Every line containing "Fabrizio" should be identified and copied from the data below.

» **Given data**
Start of Block

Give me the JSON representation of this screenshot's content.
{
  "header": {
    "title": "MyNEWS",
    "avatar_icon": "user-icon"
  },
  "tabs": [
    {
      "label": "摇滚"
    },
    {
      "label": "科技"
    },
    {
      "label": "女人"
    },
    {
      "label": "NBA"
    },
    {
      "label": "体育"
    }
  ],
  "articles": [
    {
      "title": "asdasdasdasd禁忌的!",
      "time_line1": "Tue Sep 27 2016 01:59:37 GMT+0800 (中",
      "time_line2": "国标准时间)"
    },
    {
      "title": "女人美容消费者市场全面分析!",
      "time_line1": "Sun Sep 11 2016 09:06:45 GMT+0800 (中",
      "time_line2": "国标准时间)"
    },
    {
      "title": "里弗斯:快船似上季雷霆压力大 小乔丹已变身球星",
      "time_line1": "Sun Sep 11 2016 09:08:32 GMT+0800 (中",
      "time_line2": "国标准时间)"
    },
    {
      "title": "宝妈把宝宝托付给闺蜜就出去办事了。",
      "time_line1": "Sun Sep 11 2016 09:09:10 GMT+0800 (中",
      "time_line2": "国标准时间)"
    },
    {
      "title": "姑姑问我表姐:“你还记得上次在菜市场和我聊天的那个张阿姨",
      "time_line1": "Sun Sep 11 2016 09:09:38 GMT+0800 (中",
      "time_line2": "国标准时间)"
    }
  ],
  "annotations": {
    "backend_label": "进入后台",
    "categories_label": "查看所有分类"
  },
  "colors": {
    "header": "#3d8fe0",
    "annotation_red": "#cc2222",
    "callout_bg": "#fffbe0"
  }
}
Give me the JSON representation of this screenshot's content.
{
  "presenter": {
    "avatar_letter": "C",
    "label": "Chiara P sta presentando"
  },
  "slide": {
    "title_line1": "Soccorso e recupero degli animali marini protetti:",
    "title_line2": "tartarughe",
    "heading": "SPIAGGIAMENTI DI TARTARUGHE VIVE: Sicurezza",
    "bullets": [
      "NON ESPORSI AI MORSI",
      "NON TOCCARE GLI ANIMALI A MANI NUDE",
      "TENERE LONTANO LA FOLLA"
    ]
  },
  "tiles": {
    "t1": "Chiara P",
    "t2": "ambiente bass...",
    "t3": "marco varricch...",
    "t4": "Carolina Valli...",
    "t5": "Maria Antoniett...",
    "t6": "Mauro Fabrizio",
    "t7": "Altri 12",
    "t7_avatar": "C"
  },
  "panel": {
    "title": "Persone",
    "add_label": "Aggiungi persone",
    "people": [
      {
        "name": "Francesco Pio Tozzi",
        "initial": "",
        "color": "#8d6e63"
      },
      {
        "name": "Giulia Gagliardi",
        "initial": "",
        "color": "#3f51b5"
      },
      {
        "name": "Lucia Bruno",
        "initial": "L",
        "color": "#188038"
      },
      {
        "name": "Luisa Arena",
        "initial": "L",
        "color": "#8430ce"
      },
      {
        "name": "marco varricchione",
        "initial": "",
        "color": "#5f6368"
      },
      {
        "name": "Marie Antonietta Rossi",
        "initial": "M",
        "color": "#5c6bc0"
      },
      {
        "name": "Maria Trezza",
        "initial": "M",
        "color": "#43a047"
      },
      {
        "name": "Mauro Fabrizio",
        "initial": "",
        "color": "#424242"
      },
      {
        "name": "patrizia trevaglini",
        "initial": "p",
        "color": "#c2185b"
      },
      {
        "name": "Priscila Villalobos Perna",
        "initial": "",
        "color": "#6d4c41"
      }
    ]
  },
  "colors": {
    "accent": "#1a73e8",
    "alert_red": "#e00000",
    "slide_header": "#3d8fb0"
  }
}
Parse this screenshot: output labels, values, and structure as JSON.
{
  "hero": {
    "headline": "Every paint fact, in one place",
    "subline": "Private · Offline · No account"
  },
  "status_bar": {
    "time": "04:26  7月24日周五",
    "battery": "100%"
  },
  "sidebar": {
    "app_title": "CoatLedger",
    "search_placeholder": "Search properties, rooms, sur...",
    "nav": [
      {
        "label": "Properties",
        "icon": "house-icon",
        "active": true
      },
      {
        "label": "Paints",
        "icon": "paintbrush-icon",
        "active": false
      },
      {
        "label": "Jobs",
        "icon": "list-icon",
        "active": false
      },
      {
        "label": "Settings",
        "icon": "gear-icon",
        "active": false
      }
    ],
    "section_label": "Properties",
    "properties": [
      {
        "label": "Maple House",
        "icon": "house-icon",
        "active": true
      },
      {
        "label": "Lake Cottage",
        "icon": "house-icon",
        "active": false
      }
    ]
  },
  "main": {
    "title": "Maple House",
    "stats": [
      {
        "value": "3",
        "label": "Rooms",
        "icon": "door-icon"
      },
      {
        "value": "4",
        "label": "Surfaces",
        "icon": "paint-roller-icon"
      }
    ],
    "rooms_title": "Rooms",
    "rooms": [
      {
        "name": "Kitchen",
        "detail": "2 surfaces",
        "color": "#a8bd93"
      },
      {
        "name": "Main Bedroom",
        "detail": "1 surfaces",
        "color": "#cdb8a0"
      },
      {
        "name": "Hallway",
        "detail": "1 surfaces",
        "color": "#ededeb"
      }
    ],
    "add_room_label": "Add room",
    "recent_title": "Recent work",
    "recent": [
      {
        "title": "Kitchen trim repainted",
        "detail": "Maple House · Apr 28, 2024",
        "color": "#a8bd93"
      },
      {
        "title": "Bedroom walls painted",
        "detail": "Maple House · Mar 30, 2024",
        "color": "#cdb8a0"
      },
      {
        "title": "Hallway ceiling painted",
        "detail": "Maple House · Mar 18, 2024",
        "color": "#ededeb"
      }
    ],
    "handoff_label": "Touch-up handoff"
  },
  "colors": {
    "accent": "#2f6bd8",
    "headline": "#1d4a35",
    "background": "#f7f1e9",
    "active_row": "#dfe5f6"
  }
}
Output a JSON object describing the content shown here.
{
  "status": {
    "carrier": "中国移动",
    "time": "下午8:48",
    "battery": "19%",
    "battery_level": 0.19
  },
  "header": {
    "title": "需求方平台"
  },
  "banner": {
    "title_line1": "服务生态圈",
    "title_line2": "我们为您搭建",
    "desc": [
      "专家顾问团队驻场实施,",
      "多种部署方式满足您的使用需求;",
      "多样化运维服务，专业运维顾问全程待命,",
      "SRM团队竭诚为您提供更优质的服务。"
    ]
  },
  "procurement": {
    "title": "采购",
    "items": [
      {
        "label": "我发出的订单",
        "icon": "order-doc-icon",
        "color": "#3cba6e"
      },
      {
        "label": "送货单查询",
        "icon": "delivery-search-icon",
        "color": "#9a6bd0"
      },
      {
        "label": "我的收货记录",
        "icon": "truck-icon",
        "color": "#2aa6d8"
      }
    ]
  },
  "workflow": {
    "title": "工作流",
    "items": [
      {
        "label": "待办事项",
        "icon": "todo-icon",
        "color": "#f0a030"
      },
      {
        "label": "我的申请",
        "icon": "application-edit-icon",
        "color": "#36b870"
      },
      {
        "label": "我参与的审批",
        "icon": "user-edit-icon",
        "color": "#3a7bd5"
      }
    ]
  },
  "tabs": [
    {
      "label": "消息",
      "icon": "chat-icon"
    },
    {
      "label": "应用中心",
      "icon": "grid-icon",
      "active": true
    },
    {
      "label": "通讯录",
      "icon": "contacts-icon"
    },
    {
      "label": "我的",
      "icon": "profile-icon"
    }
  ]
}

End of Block

» **Answer section**
    "t6": "Mauro Fabrizio",
        "name": "Mauro Fabrizio",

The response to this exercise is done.